Set every record down again, exactly and completely.

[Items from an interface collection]
+---+

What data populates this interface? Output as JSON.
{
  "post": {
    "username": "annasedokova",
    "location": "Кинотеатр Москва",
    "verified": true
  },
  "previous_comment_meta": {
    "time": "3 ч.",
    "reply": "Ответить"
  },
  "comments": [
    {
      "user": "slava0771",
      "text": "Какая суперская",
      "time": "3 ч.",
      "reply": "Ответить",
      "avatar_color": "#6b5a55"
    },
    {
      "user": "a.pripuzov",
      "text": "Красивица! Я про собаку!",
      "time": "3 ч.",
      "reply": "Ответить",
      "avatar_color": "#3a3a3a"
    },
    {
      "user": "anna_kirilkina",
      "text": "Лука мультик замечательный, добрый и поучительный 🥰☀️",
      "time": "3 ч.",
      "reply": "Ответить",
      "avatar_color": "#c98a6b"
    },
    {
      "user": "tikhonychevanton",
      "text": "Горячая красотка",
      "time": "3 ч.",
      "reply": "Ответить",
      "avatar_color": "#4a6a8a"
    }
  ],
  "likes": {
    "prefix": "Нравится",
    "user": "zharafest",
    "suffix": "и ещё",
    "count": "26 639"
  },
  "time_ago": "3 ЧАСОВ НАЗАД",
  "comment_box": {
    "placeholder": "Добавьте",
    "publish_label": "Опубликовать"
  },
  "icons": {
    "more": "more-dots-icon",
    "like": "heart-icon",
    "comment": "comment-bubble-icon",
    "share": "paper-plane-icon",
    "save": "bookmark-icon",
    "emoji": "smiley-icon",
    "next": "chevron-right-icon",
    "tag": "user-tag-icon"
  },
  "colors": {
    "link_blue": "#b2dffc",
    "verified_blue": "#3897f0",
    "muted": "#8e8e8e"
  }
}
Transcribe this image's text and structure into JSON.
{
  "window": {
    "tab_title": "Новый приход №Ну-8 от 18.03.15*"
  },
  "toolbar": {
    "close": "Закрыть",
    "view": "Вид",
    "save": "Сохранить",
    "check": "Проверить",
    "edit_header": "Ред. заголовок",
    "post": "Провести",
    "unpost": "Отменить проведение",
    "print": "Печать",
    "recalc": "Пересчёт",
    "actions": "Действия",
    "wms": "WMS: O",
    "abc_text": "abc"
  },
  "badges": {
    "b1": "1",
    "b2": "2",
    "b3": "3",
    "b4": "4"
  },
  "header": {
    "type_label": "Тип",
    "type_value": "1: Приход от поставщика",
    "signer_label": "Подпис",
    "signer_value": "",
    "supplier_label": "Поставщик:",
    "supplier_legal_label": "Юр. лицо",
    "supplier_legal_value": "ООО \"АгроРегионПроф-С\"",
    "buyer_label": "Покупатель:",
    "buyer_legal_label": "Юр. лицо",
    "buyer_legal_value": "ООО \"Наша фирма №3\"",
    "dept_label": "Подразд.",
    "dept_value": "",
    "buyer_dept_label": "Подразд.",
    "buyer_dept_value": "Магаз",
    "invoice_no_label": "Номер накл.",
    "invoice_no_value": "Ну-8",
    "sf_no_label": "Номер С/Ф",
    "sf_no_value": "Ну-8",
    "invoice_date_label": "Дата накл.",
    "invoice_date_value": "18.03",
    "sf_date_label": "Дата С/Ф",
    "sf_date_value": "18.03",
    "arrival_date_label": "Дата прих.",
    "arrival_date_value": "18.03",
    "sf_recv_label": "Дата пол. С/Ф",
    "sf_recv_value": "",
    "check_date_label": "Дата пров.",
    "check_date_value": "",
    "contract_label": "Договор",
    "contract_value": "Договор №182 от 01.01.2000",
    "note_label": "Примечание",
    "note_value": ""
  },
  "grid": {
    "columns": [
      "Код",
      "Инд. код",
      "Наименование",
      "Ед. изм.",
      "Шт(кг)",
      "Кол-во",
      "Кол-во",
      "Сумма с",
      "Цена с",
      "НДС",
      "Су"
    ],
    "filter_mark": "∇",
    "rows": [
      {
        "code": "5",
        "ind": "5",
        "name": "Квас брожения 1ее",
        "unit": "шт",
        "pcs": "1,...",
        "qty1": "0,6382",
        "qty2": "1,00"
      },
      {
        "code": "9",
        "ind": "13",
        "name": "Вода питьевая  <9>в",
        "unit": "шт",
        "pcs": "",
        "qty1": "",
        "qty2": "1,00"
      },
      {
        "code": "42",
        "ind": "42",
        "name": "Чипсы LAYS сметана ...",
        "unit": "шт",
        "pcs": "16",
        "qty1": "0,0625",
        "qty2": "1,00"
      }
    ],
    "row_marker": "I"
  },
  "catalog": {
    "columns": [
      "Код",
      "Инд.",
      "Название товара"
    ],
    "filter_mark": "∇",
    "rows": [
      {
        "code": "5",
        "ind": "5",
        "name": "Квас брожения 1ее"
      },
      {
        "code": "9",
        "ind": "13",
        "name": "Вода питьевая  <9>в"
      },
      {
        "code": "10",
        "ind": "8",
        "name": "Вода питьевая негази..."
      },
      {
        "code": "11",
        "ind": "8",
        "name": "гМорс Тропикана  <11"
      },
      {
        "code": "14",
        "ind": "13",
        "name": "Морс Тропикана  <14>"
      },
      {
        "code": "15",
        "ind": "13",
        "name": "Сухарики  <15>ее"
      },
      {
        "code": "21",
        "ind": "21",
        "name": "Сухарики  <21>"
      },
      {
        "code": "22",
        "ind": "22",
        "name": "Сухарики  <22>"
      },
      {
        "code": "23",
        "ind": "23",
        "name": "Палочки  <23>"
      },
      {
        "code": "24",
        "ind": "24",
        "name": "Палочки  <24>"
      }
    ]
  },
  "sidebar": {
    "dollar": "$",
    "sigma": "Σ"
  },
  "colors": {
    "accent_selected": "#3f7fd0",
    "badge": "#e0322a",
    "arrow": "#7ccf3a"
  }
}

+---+

* Result *
What data populates this interface? Output as JSON.
{
  "post": {
    "username": "annasedokova",
    "location": "Кинотеатр Москва",
    "verified": true
  },
  "previous_comment_meta": {
    "time": "3 ч.",
    "reply": "Ответить"
  },
  "comments": [
    {
      "user": "slava0771",
      "text": "Какая суперская",
      "time": "3 ч.",
      "reply": "Ответить",
      "avatar_color": "#6b5a55"
    },
    {
      "user": "a.pripuzov",
      "text": "Красивица! Я про собаку!",
      "time": "3 ч.",
      "reply": "Ответить",
      "avatar_color": "#3a3a3a"
    },
    {
      "user": "anna_kirilkina",
      "text": "Лука мультик замечательный, добрый и поучительный 🥰☀️",
      "time": "3 ч.",
      "reply": "Ответить",
      "avatar_color": "#c98a6b"
    },
    {
      "user": "tikhonychevanton",
      "text": "Горячая красотка",
      "time": "3 ч.",
      "reply": "Ответить",
      "avatar_color": "#4a6a8a"
    }
  ],
  "likes": {
    "prefix": "Нравится",
    "user": "zharafest",
    "suffix": "и ещё",
    "count": "26 639"
  },
  "time_ago": "3 ЧАСОВ НАЗАД",
  "comment_box": {
    "placeholder": "Добавьте",
    "publish_label": "Опубликовать"
  },
  "icons": {
    "more": "more-dots-icon",
    "like": "heart-icon",
    "comment": "comment-bubble-icon",
    "share": "paper-plane-icon",
    "save": "bookmark-icon",
    "emoji": "smiley-icon",
    "next": "chevron-right-icon",
    "tag": "user-tag-icon"
  },
  "colors": {
    "link_blue": "#b2dffc",
    "verified_blue": "#3897f0",
    "muted": "#8e8e8e"
  }
}
Transcribe this image's text and structure into JSON.
{
  "window": {
    "tab_title": "Новый приход №Ну-8 от 18.03.15*"
  },
  "toolbar": {
    "close": "Закрыть",
    "view": "Вид",
    "save": "Сохранить",
    "check": "Проверить",
    "edit_header": "Ред. заголовок",
    "post": "Провести",
    "unpost": "Отменить проведение",
    "print": "Печать",
    "recalc": "Пересчёт",
    "actions": "Действия",
    "wms": "WMS: O",
    "abc_text": "abc"
  },
  "badges": {
    "b1": "1",
    "b2": "2",
    "b3": "3",
    "b4": "4"
  },
  "header": {
    "type_label": "Тип",
    "type_value": "1: Приход от поставщика",
    "signer_label": "Подпис",
    "signer_value": "",
    "supplier_label": "Поставщик:",
    "supplier_legal_label": "Юр. лицо",
    "supplier_legal_value": "ООО \"АгроРегионПроф-С\"",
    "buyer_label": "Покупатель:",
    "buyer_legal_label": "Юр. лицо",
    "buyer_legal_value": "ООО \"Наша фирма №3\"",
    "dept_label": "Подразд.",
    "dept_value": "",
    "buyer_dept_label": "Подразд.",
    "buyer_dept_value": "Магаз",
    "invoice_no_label": "Номер накл.",
    "invoice_no_value": "Ну-8",
    "sf_no_label": "Номер С/Ф",
    "sf_no_value": "Ну-8",
    "invoice_date_label": "Дата накл.",
    "invoice_date_value": "18.03",
    "sf_date_label": "Дата С/Ф",
    "sf_date_value": "18.03",
    "arrival_date_label": "Дата прих.",
    "arrival_date_value": "18.03",
    "sf_recv_label": "Дата пол. С/Ф",
    "sf_recv_value": "",
    "check_date_label": "Дата пров.",
    "check_date_value": "",
    "contract_label": "Договор",
    "contract_value": "Договор №182 от 01.01.2000",
    "note_label": "Примечание",
    "note_value": ""
  },
  "grid": {
    "columns": [
      "Код",
      "Инд. код",
      "Наименование",
      "Ед. изм.",
      "Шт(кг)",
      "Кол-во",
      "Кол-во",
      "Сумма с",
      "Цена с",
      "НДС",
      "Су"
    ],
    "filter_mark": "∇",
    "rows": [
      {
        "code": "5",
        "ind": "5",
        "name": "Квас брожения 1ее",
        "unit": "шт",
        "pcs": "1,...",
        "qty1": "0,6382",
        "qty2": "1,00"
      },
      {
        "code": "9",
        "ind": "13",
        "name": "Вода питьевая  <9>в",
        "unit": "шт",
        "pcs": "",
        "qty1": "",
        "qty2": "1,00"
      },
      {
        "code": "42",
        "ind": "42",
        "name": "Чипсы LAYS сметана ...",
        "unit": "шт",
        "pcs": "16",
        "qty1": "0,0625",
        "qty2": "1,00"
      }
    ],
    "row_marker": "I"
  },
  "catalog": {
    "columns": [
      "Код",
      "Инд.",
      "Название товара"
    ],
    "filter_mark": "∇",
    "rows": [
      {
        "code": "5",
        "ind": "5",
        "name": "Квас брожения 1ее"
      },
      {
        "code": "9",
        "ind": "13",
        "name": "Вода питьевая  <9>в"
      },
      {
        "code": "10",
        "ind": "8",
        "name": "Вода питьевая негази..."
      },
      {
        "code": "11",
        "ind": "8",
        "name": "гМорс Тропикана  <11"
      },
      {
        "code": "14",
        "ind": "13",
        "name": "Морс Тропикана  <14>"
      },
      {
        "code": "15",
        "ind": "13",
        "name": "Сухарики  <15>ее"
      },
      {
        "code": "21",
        "ind": "21",
        "name": "Сухарики  <21>"
      },
      {
        "code": "22",
        "ind": "22",
        "name": "Сухарики  <22>"
      },
      {
        "code": "23",
        "ind": "23",
        "name": "Палочки  <23>"
      },
      {
        "code": "24",
        "ind": "24",
        "name": "Палочки  <24>"
      }
    ]
  },
  "sidebar": {
    "dollar": "$",
    "sigma": "Σ"
  },
  "colors": {
    "accent_selected": "#3f7fd0",
    "badge": "#e0322a",
    "arrow": "#7ccf3a"
  }
}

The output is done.